Jingye said in a statement on Tuesday it will acquire British Steel’s main plant, in the northern English town of Scunthorpe, even though it does not yet have a reply from the French government about a French unit seen as a potential obstacle to the deal.
Jingye said it agreed to the Official Receiver’s proposal, backed by the British government, to finish the deal in stages, initially completing the purchase of the British and Dutch assets before moving to the French.
“We are delighted to have reached this agreement and look forward to completing the initial transaction over the coming days so we can begin a new chapter in British steelmaking,” Jingye Chief Executive Li Huiming said.
In a statement, the union Community welcomed the news and said the new investment should be transformational.
“This has been a long and, at times, very difficult process,” Roy Rickhuss, general secretary of Community, said in a statement.

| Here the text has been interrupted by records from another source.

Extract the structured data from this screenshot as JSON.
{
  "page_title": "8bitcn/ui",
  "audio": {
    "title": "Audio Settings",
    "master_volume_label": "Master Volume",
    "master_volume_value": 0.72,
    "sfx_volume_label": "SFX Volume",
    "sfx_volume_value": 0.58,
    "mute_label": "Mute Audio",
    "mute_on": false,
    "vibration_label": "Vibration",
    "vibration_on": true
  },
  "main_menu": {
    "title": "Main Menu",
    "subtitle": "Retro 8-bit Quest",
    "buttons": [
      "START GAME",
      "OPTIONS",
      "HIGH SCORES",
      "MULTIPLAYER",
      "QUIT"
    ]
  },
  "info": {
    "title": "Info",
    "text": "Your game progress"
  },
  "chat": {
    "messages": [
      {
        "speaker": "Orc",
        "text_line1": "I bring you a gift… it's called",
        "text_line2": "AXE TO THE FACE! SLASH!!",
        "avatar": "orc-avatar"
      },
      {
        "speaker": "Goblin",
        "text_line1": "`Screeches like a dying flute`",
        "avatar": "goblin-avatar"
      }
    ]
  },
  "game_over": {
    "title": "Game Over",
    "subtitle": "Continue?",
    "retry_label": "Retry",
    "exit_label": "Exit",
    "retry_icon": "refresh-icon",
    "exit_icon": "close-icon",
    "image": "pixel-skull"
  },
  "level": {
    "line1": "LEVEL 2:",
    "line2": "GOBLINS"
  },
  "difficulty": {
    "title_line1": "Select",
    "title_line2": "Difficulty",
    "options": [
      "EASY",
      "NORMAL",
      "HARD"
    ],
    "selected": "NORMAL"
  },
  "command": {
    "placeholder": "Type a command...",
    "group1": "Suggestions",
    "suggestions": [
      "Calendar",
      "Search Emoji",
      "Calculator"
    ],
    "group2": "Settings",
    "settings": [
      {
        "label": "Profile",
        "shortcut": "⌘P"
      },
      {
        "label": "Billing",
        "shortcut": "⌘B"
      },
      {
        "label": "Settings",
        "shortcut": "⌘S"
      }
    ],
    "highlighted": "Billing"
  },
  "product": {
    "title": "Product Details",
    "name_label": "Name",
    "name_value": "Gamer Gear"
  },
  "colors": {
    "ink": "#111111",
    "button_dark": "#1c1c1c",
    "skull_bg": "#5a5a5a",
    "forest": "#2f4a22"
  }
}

He also called on the British government to support the industry to ensure “British Steel and other steel producers have the best chance of success”.
British Steel was placed into compulsory liquidation last May after Greybull Capital, which bought it for a token one pound from Tata Steel (TISC.NS) in 2016, failed to secure funding to continue its operations.
The deal completion will take place on March 9, saving 3,200 jobs in Scunthorpe, Teesside and elsewhere. A further 100 jobs are to be transferred to steel stock-holder Barrett Steel following the sale of four British Steel distribution centres.
The agreement followed talks with the government, unions, suppliers and employees in Britain and the Netherlands, Jingye said.
Globally the steel sector is under pressure from weak demand, aggravated by the impact of the coronavirus outbreak.
Editing by Veronica Brown and Barbara Lewis